Different enemies are also more or less affected by different weapons, so plan accordingly and you should make it out alive.
As I played more of Metro Exodus something that I wasn’t expecting was to have to face the ramifications of my decisions. In fact, they were decisions I didn’t even know I’d made. Without giving too much away, I played the game quite brutally and didn’t show much mercy to enemies, even those who had surrendered.
This had DIRE consequences for my story. Not that I would have done things differently, but it’s great to see that 4A took your actions into account and then gave you a world and narrative that reacted accordingly.
I deserved the story I got, whether it was satisfying or not.
Metro Exodus is a game that wants you to think about what you’re doing. Whether that’s making sure your guns are clean and you have enough ammo, air filters and med kits to survive. Or whether you’re sneaking past enemies rather than fighting to conserver health and ammo. Or even whether you have to choose to kill or to spare lives, Metro Exodus wants you to be conscious every step of the way.
Not many games attempt this and fewer succeed. Gaming can be such a zoned-out, relaxing activity that actively engaging in a game, its world and its story can be a challenge. Not so with Metro Exodus. This is a modern masterpiece and a game that will be compared to for years to come.
Metro Exodus was reviewed on PS4 using a digital code provided by the publisher.
Atmospheric, oppressive, spooky, otherworldly – 9.8/10

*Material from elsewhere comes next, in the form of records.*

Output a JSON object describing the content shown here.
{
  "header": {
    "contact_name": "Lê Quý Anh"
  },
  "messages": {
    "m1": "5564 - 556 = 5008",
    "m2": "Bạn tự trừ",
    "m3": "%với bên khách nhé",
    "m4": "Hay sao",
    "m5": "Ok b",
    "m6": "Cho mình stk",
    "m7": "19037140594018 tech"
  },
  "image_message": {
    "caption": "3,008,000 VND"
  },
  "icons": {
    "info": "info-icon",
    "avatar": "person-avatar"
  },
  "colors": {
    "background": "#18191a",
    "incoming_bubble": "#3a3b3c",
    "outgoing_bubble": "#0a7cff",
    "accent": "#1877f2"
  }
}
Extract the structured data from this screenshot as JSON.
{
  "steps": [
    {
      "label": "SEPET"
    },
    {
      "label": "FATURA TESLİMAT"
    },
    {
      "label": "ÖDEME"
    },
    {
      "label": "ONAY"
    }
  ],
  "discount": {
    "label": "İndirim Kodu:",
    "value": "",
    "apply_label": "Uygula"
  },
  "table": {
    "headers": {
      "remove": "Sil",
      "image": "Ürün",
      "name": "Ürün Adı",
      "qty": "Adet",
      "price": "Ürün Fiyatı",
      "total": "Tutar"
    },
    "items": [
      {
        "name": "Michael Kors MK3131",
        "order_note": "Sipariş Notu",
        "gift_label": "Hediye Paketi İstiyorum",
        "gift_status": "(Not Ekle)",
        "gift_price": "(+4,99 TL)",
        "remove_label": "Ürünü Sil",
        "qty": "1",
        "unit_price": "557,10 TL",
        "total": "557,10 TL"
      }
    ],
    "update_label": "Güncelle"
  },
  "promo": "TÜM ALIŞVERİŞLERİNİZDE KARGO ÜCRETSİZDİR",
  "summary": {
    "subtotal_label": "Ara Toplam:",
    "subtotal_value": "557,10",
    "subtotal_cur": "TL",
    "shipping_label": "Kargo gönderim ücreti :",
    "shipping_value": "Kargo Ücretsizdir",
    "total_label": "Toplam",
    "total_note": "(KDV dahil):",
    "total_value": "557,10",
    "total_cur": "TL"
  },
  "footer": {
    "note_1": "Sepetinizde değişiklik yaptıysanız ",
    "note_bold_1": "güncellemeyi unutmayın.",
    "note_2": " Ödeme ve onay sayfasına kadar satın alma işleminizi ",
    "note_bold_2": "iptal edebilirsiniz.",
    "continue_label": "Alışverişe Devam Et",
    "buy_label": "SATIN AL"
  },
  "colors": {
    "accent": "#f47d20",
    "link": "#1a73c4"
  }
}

Deliberately present and demanding of attentiong – 8.3/10
Bleak, Brooding, yet Hopeful – 9.2/10
Lots to see and lots to do – 9.3/10